Commercially prepared frozen foods use a method called “IQF”, which means ‘individually quick frozen’. Processing plants are located very near the fields where produce is grown, and right after harvesting it’s prepped and frozen. In many instances it’s done quicker than farmers can get it to the farmer’s market, and you can purchase it and get it home. Corn and berries are good examples.

Some veggies are so easy to grow and ship that they’re always available, at a pretty constant level of quality.

Most grocers usually carry fresh sugar snap peas (usually packaged) and scallions year-round. Supermarket tomatoes are problematic all the time. But grape tomatoes are ubiquitous, sweet and yummy.

So, on a day when it’s nice enough for grilling, I have a side dish and dessert that will create the charade that it’s the middle of the summer — with no swooning involved.

Summer veggie salad


2/3 cup mayonnaise

Juice of 1 lemon

2 tablespoons extra virgin olive oil

½ cup finely grated manchego cheese (may substitute other dry, hard cheese, like Parmesan)

Salt & pepper

Whisk all ingredients together at least one hour before service, and refrigerate.


12 ounces fresh snap peas

1 cup grape tomatoes, halved

1 cup frozen shoepeg corn, thawed

2 slices bacon

3 scallions, sliced thinly

½ teaspoon sugar

Salt & pepper

Blanch snap peas: Cook in heavily salted, boiling water for 2-3 minutes. Remove with slotted spoon into ice water. When cool, drain and slice in half at an angle.

Cut bacon into ½ inch strips, and cook until crispy. Remove from pan and drain. Pour out all but 2 teaspoons grease. Into same pan, pour in corn, season, and add sugar. Allow to cook until browned around edges. Remove and let cool.

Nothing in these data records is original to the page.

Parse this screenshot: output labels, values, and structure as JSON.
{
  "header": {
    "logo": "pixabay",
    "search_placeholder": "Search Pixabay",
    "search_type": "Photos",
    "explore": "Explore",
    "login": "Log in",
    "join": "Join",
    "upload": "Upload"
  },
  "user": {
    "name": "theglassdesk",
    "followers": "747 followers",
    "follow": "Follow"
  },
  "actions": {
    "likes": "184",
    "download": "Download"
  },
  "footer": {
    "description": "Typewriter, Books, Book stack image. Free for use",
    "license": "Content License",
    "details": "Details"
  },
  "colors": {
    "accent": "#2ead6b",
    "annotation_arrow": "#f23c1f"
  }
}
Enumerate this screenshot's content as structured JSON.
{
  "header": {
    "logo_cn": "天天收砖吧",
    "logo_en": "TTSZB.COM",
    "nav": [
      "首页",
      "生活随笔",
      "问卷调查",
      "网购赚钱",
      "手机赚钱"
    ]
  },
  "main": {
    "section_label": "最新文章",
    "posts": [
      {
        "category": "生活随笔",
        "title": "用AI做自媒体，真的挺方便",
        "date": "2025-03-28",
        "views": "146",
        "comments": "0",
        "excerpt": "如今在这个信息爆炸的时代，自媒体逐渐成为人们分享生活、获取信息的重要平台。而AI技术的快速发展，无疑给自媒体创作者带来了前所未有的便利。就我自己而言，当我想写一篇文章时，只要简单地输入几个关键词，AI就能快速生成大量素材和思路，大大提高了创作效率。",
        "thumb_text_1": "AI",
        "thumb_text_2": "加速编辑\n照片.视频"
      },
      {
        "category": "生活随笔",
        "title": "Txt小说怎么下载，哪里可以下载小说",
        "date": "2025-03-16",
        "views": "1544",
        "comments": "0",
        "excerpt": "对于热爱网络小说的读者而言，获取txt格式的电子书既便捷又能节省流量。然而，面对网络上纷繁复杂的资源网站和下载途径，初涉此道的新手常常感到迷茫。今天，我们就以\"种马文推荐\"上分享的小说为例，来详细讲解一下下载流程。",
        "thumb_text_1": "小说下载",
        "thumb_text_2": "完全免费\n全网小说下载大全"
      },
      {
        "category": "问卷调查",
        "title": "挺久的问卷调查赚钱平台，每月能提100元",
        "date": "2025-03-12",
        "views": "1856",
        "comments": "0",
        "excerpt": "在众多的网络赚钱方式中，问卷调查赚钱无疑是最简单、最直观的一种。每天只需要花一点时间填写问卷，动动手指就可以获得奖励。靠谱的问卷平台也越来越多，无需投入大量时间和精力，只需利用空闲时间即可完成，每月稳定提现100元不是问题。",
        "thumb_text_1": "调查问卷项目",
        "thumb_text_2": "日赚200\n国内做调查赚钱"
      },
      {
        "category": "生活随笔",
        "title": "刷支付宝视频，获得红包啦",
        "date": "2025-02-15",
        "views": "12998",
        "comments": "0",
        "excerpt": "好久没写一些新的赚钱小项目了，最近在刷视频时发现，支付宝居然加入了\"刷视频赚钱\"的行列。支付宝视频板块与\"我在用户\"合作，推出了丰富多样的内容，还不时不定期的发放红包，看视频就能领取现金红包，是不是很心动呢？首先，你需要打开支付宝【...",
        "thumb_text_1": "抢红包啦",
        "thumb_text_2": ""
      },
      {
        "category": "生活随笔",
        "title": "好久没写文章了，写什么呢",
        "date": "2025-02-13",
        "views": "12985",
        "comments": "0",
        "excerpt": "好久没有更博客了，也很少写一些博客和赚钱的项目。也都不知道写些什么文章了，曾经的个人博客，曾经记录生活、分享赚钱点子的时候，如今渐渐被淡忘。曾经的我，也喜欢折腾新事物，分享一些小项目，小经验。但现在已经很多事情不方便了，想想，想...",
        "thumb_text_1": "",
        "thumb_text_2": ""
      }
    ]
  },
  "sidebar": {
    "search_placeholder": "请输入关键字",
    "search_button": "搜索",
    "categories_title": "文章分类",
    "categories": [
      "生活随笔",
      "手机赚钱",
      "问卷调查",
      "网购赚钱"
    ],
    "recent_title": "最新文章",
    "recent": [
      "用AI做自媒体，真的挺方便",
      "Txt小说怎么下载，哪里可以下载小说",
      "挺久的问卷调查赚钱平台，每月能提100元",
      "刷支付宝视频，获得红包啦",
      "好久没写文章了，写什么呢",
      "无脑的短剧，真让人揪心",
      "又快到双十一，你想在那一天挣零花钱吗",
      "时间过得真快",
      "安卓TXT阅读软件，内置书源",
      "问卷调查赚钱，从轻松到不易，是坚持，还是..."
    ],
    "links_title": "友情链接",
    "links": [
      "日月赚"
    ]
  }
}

Put all salad ingredients except bacon into bowl, and mix. Add dressing a bit at a time until coated. Refrigerate until service. Right before serving, stir in bacon. Serves 4-6.

Berry cobbler

1 cup plus 2 tablespoons sugar, divided

2 tablespoons cornstarch

5 cups frozen mixed berries

Juice and zest of 1 lemon

1 cup all-purpose flour

3/4 cup self-rising cornmeal

2 pinches salt

¼ teaspoon fresh nutmeg

1/3 cup butter, melted and cooled

1 cup milk

Combine 1/3 cup sugar, pinch of salt, and cornstarch. Stir this into berries and lemon juice; spoon mixture into lightly greased 2-qt. baking dish.

Combine flour, cornmeal, pinch of salt, nutmeg, lemon zest and 2/3 cup sugar. Whisk in butter and milk. Spread batter evenly over berries.

Sprinkle with 2 tablespoons sugar.

Bake at 350° for 40-45 minutes or until golden. Serves 6-8.

So, to answer that peculiarly 21st century question: Yes, you can have it all.

You can eat like it’s the middle of July, while wearing the cutest pair of suede boots and an adorable little sweater—in October.

Thanks for your time.